## Work item
Every line below that has the string "heading" needs to be copied.

Items from an interface collection
********
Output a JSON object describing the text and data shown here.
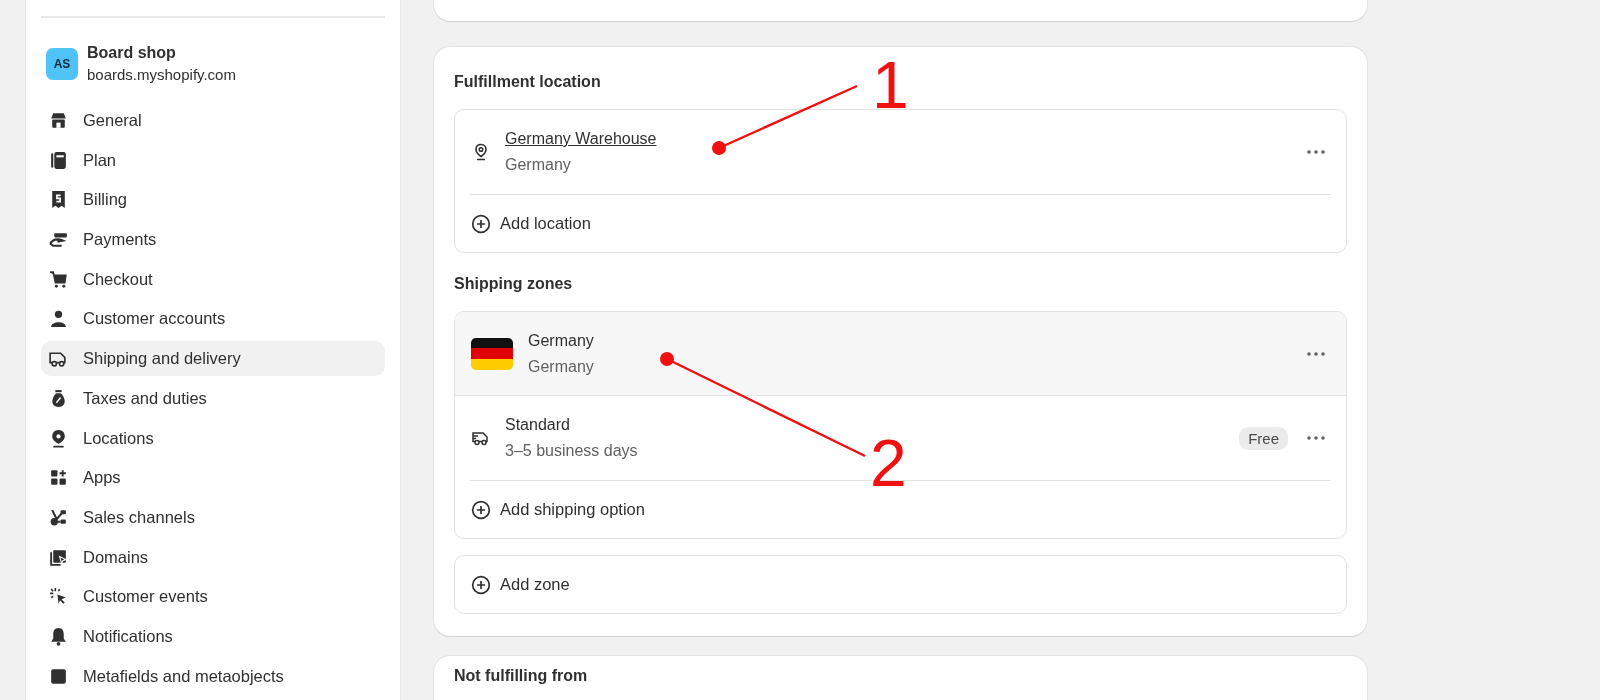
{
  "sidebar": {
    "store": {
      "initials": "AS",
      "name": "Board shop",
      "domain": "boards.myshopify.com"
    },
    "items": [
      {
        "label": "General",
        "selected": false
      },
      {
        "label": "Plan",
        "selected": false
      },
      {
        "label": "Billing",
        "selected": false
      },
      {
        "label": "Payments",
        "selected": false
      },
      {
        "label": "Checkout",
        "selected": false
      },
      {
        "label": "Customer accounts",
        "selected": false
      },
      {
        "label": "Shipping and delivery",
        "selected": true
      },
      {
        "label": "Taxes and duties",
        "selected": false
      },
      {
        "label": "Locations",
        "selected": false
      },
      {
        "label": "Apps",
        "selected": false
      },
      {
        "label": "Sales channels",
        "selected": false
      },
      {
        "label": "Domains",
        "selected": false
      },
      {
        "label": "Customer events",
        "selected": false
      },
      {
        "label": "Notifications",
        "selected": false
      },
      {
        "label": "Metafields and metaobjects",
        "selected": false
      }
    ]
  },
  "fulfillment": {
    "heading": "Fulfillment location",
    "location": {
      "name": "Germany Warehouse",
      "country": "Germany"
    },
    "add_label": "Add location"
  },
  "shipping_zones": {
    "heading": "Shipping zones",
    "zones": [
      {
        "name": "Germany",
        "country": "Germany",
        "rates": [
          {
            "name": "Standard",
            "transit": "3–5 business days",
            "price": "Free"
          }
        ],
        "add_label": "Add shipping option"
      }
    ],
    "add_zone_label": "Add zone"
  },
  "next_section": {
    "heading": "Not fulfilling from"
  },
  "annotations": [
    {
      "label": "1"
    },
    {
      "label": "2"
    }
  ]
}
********
## Exercise output
    "heading": "Fulfillment location",
    "heading": "Shipping zones",
    "heading": "Not fulfilling from"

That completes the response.